Lottery tickets are sold in exchange for a small percentage of the total pool of funds. This pool is often divided into multiple categories, based on the number of participants and the size of the prizes. Typical prize categories include the top prize, a set of smaller prizes, and additional minor prize categories. In some cases, the prize amount is a fixed dollar amount, while in other instances it is a percentage of the total prize pool.

The popularity of the lottery has increased since its inception, largely because of the huge jackpots and media attention that surround the game. Lottery promoters use a variety of strategies to increase sales, including increasing the size of the top prize and making it harder to win.

Despite the popularity of the lottery, it is not without its risks. For instance, it can lead to addiction and the loss of control over spending. This can have serious financial consequences, especially for those who have a family. Lottery games should only be played by adults who are fully aware of the dangers and understand how to limit their purchases.

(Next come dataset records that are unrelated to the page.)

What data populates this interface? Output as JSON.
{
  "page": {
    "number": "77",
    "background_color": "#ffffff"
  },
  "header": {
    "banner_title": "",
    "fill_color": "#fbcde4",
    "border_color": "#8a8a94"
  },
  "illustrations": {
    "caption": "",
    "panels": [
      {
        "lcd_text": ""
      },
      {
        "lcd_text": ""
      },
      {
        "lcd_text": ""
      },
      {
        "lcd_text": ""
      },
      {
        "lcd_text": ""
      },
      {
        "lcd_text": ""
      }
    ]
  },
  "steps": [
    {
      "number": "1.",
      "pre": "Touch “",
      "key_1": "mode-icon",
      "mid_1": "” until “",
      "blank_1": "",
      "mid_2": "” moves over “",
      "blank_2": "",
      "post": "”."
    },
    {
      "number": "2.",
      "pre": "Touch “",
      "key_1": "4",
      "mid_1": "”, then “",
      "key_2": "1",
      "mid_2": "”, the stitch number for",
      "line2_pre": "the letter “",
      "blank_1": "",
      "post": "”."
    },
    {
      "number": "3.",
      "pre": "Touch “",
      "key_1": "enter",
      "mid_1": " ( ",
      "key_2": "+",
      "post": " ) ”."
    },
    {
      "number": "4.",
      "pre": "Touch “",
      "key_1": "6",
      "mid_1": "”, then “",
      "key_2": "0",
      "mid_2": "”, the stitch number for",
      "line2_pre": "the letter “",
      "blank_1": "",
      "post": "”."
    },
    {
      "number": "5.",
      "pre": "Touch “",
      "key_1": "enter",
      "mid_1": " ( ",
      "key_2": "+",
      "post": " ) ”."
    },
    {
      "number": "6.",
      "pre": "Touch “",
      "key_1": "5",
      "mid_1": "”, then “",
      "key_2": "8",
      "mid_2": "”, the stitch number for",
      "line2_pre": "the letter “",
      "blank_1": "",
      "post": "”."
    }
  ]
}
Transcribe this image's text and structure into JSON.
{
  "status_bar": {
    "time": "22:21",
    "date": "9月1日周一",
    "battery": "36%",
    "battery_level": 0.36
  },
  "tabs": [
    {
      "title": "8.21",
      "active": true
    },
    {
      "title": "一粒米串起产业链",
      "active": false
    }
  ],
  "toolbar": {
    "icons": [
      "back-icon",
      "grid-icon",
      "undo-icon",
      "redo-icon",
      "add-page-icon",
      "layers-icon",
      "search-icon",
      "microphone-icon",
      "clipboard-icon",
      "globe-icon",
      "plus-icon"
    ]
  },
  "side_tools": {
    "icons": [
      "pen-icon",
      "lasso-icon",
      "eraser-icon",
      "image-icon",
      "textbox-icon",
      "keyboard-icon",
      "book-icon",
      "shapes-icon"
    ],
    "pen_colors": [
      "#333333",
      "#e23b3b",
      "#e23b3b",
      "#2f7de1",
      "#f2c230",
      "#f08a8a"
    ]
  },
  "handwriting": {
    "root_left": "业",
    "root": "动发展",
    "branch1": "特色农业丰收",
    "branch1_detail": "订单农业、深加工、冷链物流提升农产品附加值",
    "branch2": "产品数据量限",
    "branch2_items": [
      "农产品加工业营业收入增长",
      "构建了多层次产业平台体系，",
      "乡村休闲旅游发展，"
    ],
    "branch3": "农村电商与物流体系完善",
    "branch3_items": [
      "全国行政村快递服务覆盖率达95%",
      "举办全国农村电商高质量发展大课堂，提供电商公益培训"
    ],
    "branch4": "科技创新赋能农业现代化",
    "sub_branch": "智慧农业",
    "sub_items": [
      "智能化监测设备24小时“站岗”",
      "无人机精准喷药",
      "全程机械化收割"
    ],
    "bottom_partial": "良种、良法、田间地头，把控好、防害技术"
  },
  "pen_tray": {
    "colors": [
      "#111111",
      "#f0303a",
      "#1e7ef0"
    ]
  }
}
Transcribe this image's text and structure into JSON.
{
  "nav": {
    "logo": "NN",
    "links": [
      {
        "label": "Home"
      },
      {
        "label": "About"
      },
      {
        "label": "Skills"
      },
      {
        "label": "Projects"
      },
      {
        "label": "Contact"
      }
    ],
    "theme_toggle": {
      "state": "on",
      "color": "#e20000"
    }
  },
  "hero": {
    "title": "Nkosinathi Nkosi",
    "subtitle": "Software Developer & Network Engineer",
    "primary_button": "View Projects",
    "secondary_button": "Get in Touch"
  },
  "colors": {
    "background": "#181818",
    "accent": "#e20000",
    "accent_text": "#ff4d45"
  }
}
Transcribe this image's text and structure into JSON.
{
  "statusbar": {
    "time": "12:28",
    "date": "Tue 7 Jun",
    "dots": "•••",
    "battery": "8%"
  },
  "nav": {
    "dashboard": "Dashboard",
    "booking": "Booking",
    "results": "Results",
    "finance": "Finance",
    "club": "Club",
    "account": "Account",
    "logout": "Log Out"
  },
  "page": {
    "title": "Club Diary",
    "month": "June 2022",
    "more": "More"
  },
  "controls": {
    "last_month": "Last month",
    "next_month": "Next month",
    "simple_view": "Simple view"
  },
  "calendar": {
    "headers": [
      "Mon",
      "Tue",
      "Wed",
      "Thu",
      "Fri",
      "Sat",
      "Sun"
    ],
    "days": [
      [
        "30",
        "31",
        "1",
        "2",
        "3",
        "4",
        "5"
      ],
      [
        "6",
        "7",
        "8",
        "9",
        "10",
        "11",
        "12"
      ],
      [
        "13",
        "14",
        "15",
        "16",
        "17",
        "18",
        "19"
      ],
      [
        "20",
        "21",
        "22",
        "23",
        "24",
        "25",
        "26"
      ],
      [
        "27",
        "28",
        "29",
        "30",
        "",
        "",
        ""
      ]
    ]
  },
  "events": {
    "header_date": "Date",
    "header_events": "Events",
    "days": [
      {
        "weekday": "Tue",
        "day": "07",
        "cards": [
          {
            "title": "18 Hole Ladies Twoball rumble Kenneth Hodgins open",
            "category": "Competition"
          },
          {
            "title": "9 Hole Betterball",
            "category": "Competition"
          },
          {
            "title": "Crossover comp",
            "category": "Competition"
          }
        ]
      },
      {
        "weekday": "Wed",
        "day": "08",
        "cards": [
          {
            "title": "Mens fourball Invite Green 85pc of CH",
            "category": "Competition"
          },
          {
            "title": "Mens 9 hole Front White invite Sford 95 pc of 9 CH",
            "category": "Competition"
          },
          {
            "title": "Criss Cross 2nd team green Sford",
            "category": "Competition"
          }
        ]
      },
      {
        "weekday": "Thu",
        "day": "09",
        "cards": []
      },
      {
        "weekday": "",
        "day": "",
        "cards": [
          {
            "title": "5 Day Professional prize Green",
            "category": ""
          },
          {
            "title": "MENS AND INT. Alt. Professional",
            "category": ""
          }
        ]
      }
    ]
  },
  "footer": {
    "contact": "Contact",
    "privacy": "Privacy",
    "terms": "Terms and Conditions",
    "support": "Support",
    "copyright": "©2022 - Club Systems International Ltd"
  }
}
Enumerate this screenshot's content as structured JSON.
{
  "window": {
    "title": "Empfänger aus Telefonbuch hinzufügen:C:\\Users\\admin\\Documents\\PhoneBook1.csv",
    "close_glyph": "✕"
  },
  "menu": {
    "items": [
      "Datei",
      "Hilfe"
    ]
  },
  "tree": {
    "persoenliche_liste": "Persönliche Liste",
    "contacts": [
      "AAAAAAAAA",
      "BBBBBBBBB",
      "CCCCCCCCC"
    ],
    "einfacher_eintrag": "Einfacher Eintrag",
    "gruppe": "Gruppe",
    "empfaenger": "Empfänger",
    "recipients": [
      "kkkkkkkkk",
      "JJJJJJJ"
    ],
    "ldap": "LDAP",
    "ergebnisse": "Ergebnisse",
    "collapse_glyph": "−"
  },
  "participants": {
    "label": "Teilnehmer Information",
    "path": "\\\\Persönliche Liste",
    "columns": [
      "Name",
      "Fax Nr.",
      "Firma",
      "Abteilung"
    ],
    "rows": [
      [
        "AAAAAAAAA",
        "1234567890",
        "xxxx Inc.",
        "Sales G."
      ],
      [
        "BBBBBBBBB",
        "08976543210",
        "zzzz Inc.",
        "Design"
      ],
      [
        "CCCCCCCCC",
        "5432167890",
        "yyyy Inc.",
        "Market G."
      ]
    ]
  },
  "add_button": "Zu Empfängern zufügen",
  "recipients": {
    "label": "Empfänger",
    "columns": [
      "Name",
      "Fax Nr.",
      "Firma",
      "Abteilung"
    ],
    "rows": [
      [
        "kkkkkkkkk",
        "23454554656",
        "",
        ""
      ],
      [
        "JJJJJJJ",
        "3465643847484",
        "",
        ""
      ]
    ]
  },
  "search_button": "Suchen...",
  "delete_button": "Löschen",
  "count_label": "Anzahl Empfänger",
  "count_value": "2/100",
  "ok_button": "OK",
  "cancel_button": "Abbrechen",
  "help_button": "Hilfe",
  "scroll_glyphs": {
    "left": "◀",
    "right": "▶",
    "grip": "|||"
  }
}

The most popular lottery game is the Powerball, which offers a large jackpot and a range of smaller prizes. Although there are some strategies that can help you increase your chances of winning, it is important to remember that the odds are very low. For this reason, it is recommended that you avoid choosing numbers that are associated with significant dates or patterns (such as birthdays or ages), and instead choose random numbers or Quick Picks. This will give you a better chance of winning without compromising your chances of sharing the prize with other players. If you do decide to buy a ticket, be sure to keep it somewhere safe and mark the date of the drawing on your calendar. This will ensure that you do not forget to check your results!